** Opening Data section block **

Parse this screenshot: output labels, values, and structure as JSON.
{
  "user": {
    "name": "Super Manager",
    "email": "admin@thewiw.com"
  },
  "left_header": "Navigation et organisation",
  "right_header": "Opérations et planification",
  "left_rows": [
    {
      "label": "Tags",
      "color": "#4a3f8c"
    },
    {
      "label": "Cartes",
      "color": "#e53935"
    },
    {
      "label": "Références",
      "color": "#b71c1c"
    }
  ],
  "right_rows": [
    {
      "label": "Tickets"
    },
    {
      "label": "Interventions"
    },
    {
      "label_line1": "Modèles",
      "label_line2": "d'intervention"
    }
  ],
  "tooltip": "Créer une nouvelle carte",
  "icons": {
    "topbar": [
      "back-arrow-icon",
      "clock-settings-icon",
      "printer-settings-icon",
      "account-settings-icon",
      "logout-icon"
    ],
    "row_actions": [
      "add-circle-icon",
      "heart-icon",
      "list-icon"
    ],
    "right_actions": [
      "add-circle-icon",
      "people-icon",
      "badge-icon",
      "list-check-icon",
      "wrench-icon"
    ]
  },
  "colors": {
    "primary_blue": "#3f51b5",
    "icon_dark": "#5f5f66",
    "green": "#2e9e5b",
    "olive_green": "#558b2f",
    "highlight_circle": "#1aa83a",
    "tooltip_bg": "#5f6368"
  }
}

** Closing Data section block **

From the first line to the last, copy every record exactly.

**Written response:**
Parse this screenshot: output labels, values, and structure as JSON.
{
  "user": {
    "name": "Super Manager",
    "email": "admin@thewiw.com"
  },
  "left_header": "Navigation et organisation",
  "right_header": "Opérations et planification",
  "left_rows": [
    {
      "label": "Tags",
      "color": "#4a3f8c"
    },
    {
      "label": "Cartes",
      "color": "#e53935"
    },
    {
      "label": "Références",
      "color": "#b71c1c"
    }
  ],
  "right_rows": [
    {
      "label": "Tickets"
    },
    {
      "label": "Interventions"
    },
    {
      "label_line1": "Modèles",
      "label_line2": "d'intervention"
    }
  ],
  "tooltip": "Créer une nouvelle carte",
  "icons": {
    "topbar": [
      "back-arrow-icon",
      "clock-settings-icon",
      "printer-settings-icon",
      "account-settings-icon",
      "logout-icon"
    ],
    "row_actions": [
      "add-circle-icon",
      "heart-icon",
      "list-icon"
    ],
    "right_actions": [
      "add-circle-icon",
      "people-icon",
      "badge-icon",
      "list-check-icon",
      "wrench-icon"
    ]
  },
  "colors": {
    "primary_blue": "#3f51b5",
    "icon_dark": "#5f5f66",
    "green": "#2e9e5b",
    "olive_green": "#558b2f",
    "highlight_circle": "#1aa83a",
    "tooltip_bg": "#5f6368"
  }
}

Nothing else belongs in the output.